◆ TASK DESCRIPTION
A faithful copy of every record is needed here. Images must not appear in it.

◆ DATA EXCERPTS
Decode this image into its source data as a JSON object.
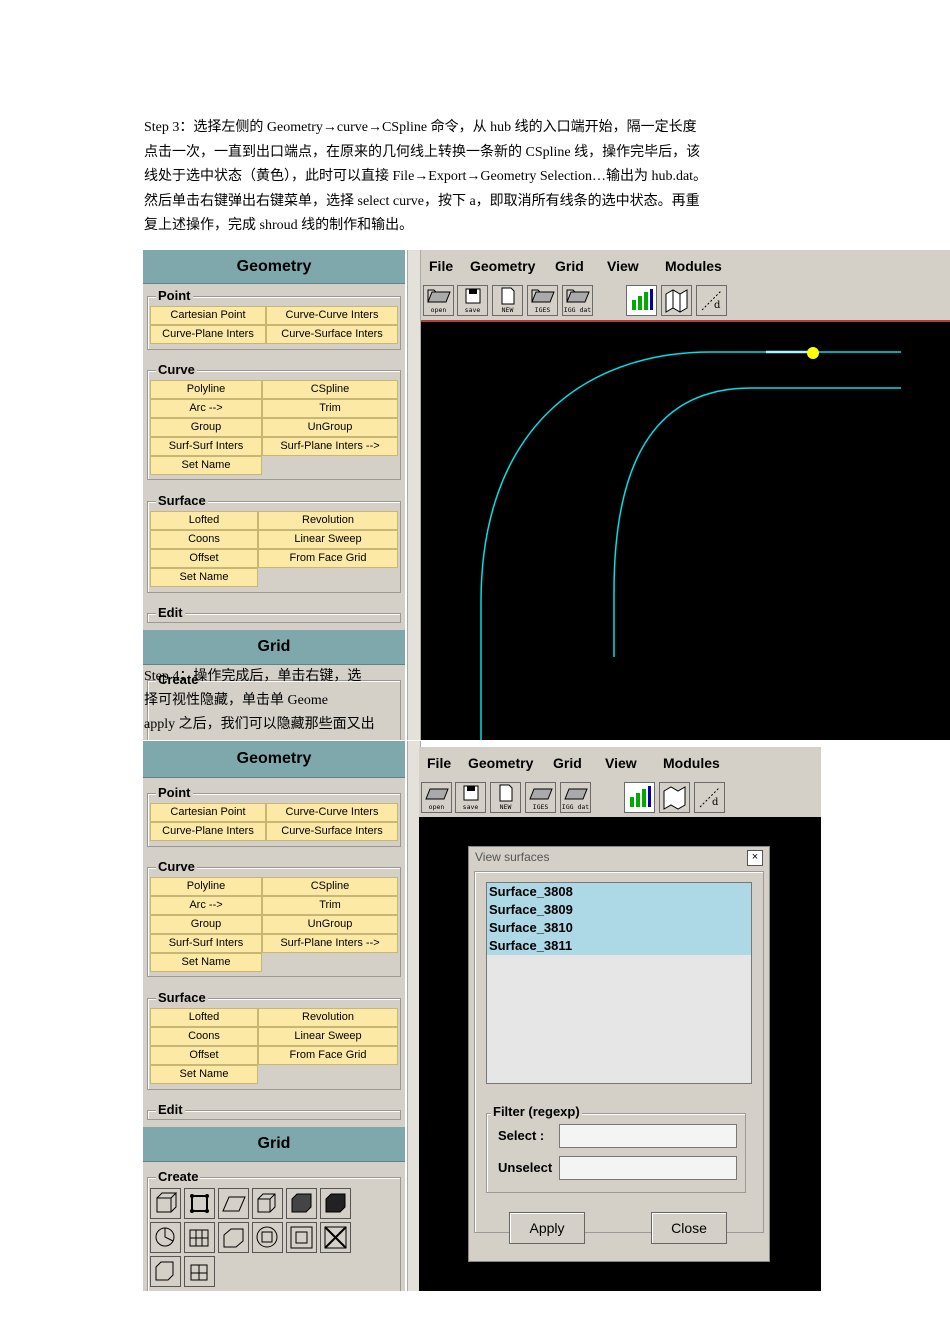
{
  "paragraph": {
    "lines": [
      "Step 3：选择左侧的 Geometry→curve→CSpline 命令，从 hub 线的入口端开始，隔一定长度",
      "点击一次，一直到出口端点，在原来的几何线上转换一条新的 CSpline 线，操作完毕后，该",
      "线处于选中状态（黄色），此时可以直接 File→Export→Geometry Selection…输出为 hub.dat。",
      "然后单击右键弹出右键菜单，选择 select curve，按下 a，即取消所有线条的选中状态。再重",
      "复上述操作，完成 shroud 线的制作和输出。"
    ]
  },
  "step4": {
    "lines": [
      "Step 4：操作完成后，单击右键，选",
      "择可视性隐藏，单击单 Geome",
      "apply 之后，我们可以隐藏那些面又出"
    ]
  },
  "shot1": {
    "panel_title": "Geometry",
    "grid_title": "Grid",
    "groups": {
      "point": "Point",
      "curve": "Curve",
      "surface": "Surface",
      "edit": "Edit",
      "create": "Create"
    },
    "point_buttons": [
      "Cartesian Point",
      "Curve-Curve Inters",
      "Curve-Plane Inters",
      "Curve-Surface Inters"
    ],
    "curve_buttons": [
      "Polyline",
      "CSpline",
      "Arc -->",
      "Trim",
      "Group",
      "UnGroup",
      "Surf-Surf  Inters",
      "Surf-Plane Inters  -->",
      "Set Name"
    ],
    "surface_buttons": [
      "Lofted",
      "Revolution",
      "Coons",
      "Linear Sweep",
      "Offset",
      "From Face Grid",
      "Set Name"
    ],
    "menu": [
      "File",
      "Geometry",
      "Grid",
      "View",
      "Modules"
    ],
    "toolbar": [
      "open",
      "save",
      "NEW",
      "IGES",
      "IGG dat"
    ]
  },
  "shot2": {
    "panel_title": "Geometry",
    "grid_title": "Grid",
    "groups": {
      "point": "Point",
      "curve": "Curve",
      "surface": "Surface",
      "edit": "Edit",
      "create": "Create"
    },
    "point_buttons": [
      "Cartesian Point",
      "Curve-Curve Inters",
      "Curve-Plane Inters",
      "Curve-Surface Inters"
    ],
    "curve_buttons": [
      "Polyline",
      "CSpline",
      "Arc -->",
      "Trim",
      "Group",
      "UnGroup",
      "Surf-Surf  Inters",
      "Surf-Plane Inters  -->",
      "Set Name"
    ],
    "surface_buttons": [
      "Lofted",
      "Revolution",
      "Coons",
      "Linear Sweep",
      "Offset",
      "From Face Grid",
      "Set Name"
    ],
    "menu": [
      "File",
      "Geometry",
      "Grid",
      "View",
      "Modules"
    ],
    "toolbar": [
      "open",
      "save",
      "NEW",
      "IGES",
      "IGG dat"
    ],
    "dialog": {
      "title": "View surfaces",
      "close_glyph": "×",
      "items": [
        "Surface_3808",
        "Surface_3809",
        "Surface_3810",
        "Surface_3811"
      ],
      "filter_label": "Filter (regexp)",
      "select_label": "Select :",
      "unselect_label": "Unselect",
      "select_value": "",
      "unselect_value": "",
      "apply_label": "Apply",
      "close_label": "Close"
    }
  },
  "colors": {
    "panel_bg": "#d4d0c8",
    "title_bg": "#7fa8ad",
    "button_bg": "#fde9a6",
    "curve": "#00e0e8",
    "selected_point": "#ffff00",
    "list_selection": "#add8e6"
  }
}
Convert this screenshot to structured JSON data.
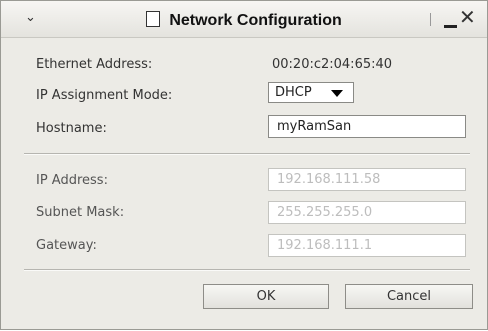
{
  "window": {
    "title": "Network Configuration",
    "menu_icon": "chevron-down-icon",
    "doc_icon": "document-icon",
    "min_icon": "minimize-icon",
    "close_icon": "close-icon"
  },
  "form": {
    "ethernet_label": "Ethernet Address:",
    "ethernet_value": "00:20:c2:04:65:40",
    "ip_mode_label": "IP Assignment Mode:",
    "ip_mode_value": "DHCP",
    "hostname_label": "Hostname:",
    "hostname_value": "myRamSan",
    "ip_label": "IP Address:",
    "ip_value": "192.168.111.58",
    "subnet_label": "Subnet Mask:",
    "subnet_value": "255.255.255.0",
    "gateway_label": "Gateway:",
    "gateway_value": "192.168.111.1"
  },
  "buttons": {
    "ok": "OK",
    "cancel": "Cancel"
  }
}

◆ OUTPUT FOR THIS EXERCISE
Decode this image into its source data as a JSON object.
{
  "paragraph": {
    "lines": [
      "Step 3：选择左侧的 Geometry→curve→CSpline 命令，从 hub 线的入口端开始，隔一定长度",
      "点击一次，一直到出口端点，在原来的几何线上转换一条新的 CSpline 线，操作完毕后，该",
      "线处于选中状态（黄色），此时可以直接 File→Export→Geometry Selection…输出为 hub.dat。",
      "然后单击右键弹出右键菜单，选择 select curve，按下 a，即取消所有线条的选中状态。再重",
      "复上述操作，完成 shroud 线的制作和输出。"
    ]
  },
  "step4": {
    "lines": [
      "Step 4：操作完成后，单击右键，选",
      "择可视性隐藏，单击单 Geome",
      "apply 之后，我们可以隐藏那些面又出"
    ]
  },
  "shot1": {
    "panel_title": "Geometry",
    "grid_title": "Grid",
    "groups": {
      "point": "Point",
      "curve": "Curve",
      "surface": "Surface",
      "edit": "Edit",
      "create": "Create"
    },
    "point_buttons": [
      "Cartesian Point",
      "Curve-Curve Inters",
      "Curve-Plane Inters",
      "Curve-Surface Inters"
    ],
    "curve_buttons": [
      "Polyline",
      "CSpline",
      "Arc -->",
      "Trim",
      "Group",
      "UnGroup",
      "Surf-Surf  Inters",
      "Surf-Plane Inters  -->",
      "Set Name"
    ],
    "surface_buttons": [
      "Lofted",
      "Revolution",
      "Coons",
      "Linear Sweep",
      "Offset",
      "From Face Grid",
      "Set Name"
    ],
    "menu": [
      "File",
      "Geometry",
      "Grid",
      "View",
      "Modules"
    ],
    "toolbar": [
      "open",
      "save",
      "NEW",
      "IGES",
      "IGG dat"
    ]
  },
  "shot2": {
    "panel_title": "Geometry",
    "grid_title": "Grid",
    "groups": {
      "point": "Point",
      "curve": "Curve",
      "surface": "Surface",
      "edit": "Edit",
      "create": "Create"
    },
    "point_buttons": [
      "Cartesian Point",
      "Curve-Curve Inters",
      "Curve-Plane Inters",
      "Curve-Surface Inters"
    ],
    "curve_buttons": [
      "Polyline",
      "CSpline",
      "Arc -->",
      "Trim",
      "Group",
      "UnGroup",
      "Surf-Surf  Inters",
      "Surf-Plane Inters  -->",
      "Set Name"
    ],
    "surface_buttons": [
      "Lofted",
      "Revolution",
      "Coons",
      "Linear Sweep",
      "Offset",
      "From Face Grid",
      "Set Name"
    ],
    "menu": [
      "File",
      "Geometry",
      "Grid",
      "View",
      "Modules"
    ],
    "toolbar": [
      "open",
      "save",
      "NEW",
      "IGES",
      "IGG dat"
    ],
    "dialog": {
      "title": "View surfaces",
      "close_glyph": "×",
      "items": [
        "Surface_3808",
        "Surface_3809",
        "Surface_3810",
        "Surface_3811"
      ],
      "filter_label": "Filter (regexp)",
      "select_label": "Select :",
      "unselect_label": "Unselect",
      "select_value": "",
      "unselect_value": "",
      "apply_label": "Apply",
      "close_label": "Close"
    }
  },
  "colors": {
    "panel_bg": "#d4d0c8",
    "title_bg": "#7fa8ad",
    "button_bg": "#fde9a6",
    "curve": "#00e0e8",
    "selected_point": "#ffff00",
    "list_selection": "#add8e6"
  }
}
Convert this screenshot to structured JSON data.
{
  "window": {
    "title": "Network Configuration",
    "menu_icon": "chevron-down-icon",
    "doc_icon": "document-icon",
    "min_icon": "minimize-icon",
    "close_icon": "close-icon"
  },
  "form": {
    "ethernet_label": "Ethernet Address:",
    "ethernet_value": "00:20:c2:04:65:40",
    "ip_mode_label": "IP Assignment Mode:",
    "ip_mode_value": "DHCP",
    "hostname_label": "Hostname:",
    "hostname_value": "myRamSan",
    "ip_label": "IP Address:",
    "ip_value": "192.168.111.58",
    "subnet_label": "Subnet Mask:",
    "subnet_value": "255.255.255.0",
    "gateway_label": "Gateway:",
    "gateway_value": "192.168.111.1"
  },
  "buttons": {
    "ok": "OK",
    "cancel": "Cancel"
  }
}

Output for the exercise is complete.